* Dataset entries *
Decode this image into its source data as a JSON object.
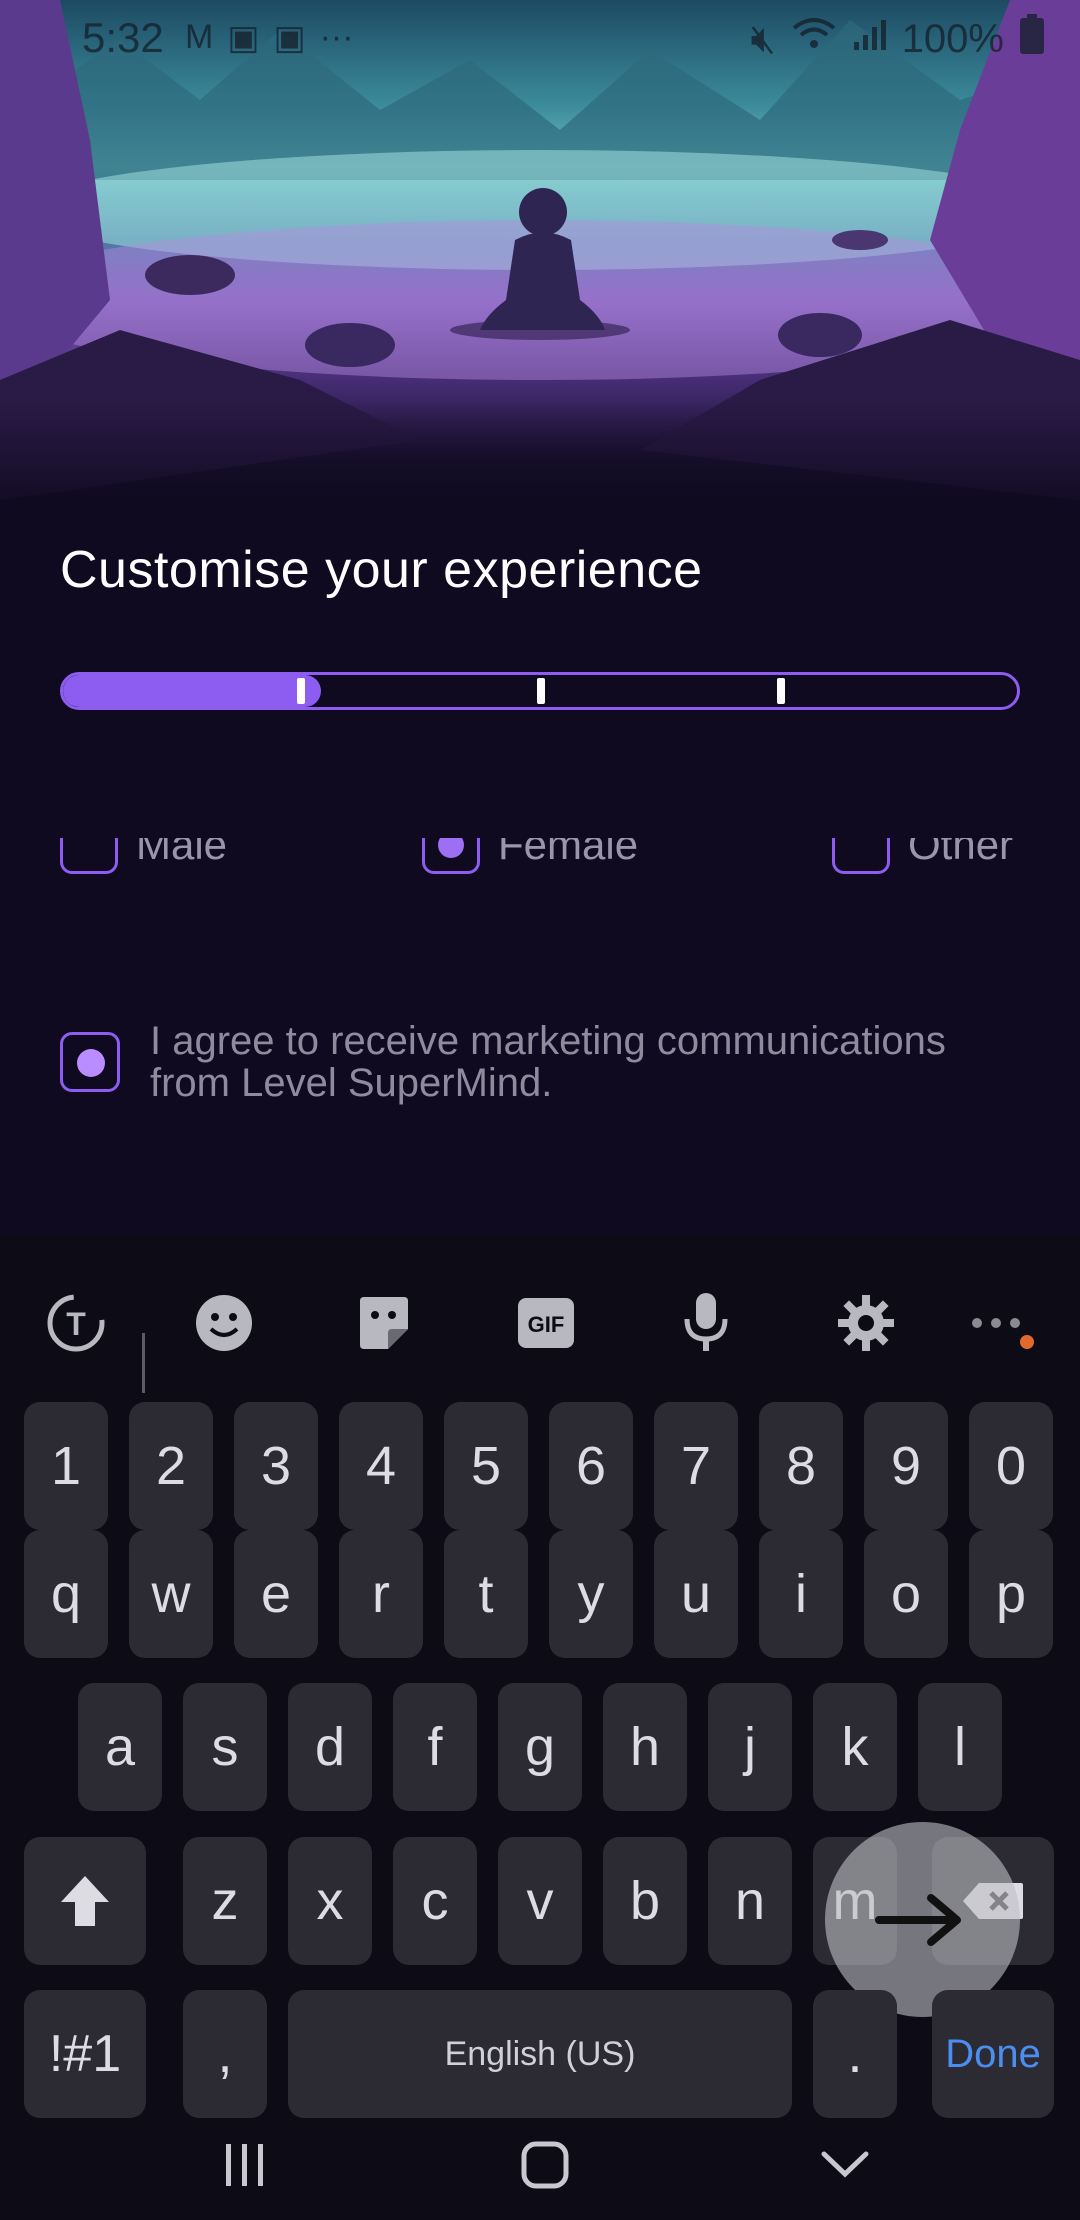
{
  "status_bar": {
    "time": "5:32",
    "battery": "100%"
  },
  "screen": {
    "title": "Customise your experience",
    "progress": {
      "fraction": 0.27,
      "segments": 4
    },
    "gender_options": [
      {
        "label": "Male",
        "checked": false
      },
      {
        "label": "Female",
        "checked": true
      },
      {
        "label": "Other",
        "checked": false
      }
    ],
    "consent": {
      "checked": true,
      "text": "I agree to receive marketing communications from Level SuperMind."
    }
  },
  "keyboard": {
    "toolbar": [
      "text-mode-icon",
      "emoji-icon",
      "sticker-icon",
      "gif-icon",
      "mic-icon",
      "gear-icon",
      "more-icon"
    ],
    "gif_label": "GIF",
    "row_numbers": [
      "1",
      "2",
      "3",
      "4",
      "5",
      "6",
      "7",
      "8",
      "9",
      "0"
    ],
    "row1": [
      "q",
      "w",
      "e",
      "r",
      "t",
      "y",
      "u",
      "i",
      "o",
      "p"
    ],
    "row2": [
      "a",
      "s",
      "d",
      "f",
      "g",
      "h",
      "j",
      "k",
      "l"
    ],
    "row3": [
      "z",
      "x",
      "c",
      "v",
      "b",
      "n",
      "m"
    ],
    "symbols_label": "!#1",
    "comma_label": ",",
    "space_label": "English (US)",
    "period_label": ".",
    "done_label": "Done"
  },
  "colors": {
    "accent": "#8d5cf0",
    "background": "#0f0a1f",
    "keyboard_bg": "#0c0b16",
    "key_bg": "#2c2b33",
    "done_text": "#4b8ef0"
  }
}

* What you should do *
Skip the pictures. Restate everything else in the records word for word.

* Answer section *
Decode this image into its source data as a JSON object.
{
  "status_bar": {
    "time": "5:32",
    "battery": "100%"
  },
  "screen": {
    "title": "Customise your experience",
    "progress": {
      "fraction": 0.27,
      "segments": 4
    },
    "gender_options": [
      {
        "label": "Male",
        "checked": false
      },
      {
        "label": "Female",
        "checked": true
      },
      {
        "label": "Other",
        "checked": false
      }
    ],
    "consent": {
      "checked": true,
      "text": "I agree to receive marketing communications from Level SuperMind."
    }
  },
  "keyboard": {
    "toolbar": [
      "text-mode-icon",
      "emoji-icon",
      "sticker-icon",
      "gif-icon",
      "mic-icon",
      "gear-icon",
      "more-icon"
    ],
    "gif_label": "GIF",
    "row_numbers": [
      "1",
      "2",
      "3",
      "4",
      "5",
      "6",
      "7",
      "8",
      "9",
      "0"
    ],
    "row1": [
      "q",
      "w",
      "e",
      "r",
      "t",
      "y",
      "u",
      "i",
      "o",
      "p"
    ],
    "row2": [
      "a",
      "s",
      "d",
      "f",
      "g",
      "h",
      "j",
      "k",
      "l"
    ],
    "row3": [
      "z",
      "x",
      "c",
      "v",
      "b",
      "n",
      "m"
    ],
    "symbols_label": "!#1",
    "comma_label": ",",
    "space_label": "English (US)",
    "period_label": ".",
    "done_label": "Done"
  },
  "colors": {
    "accent": "#8d5cf0",
    "background": "#0f0a1f",
    "keyboard_bg": "#0c0b16",
    "key_bg": "#2c2b33",
    "done_text": "#4b8ef0"
  }
}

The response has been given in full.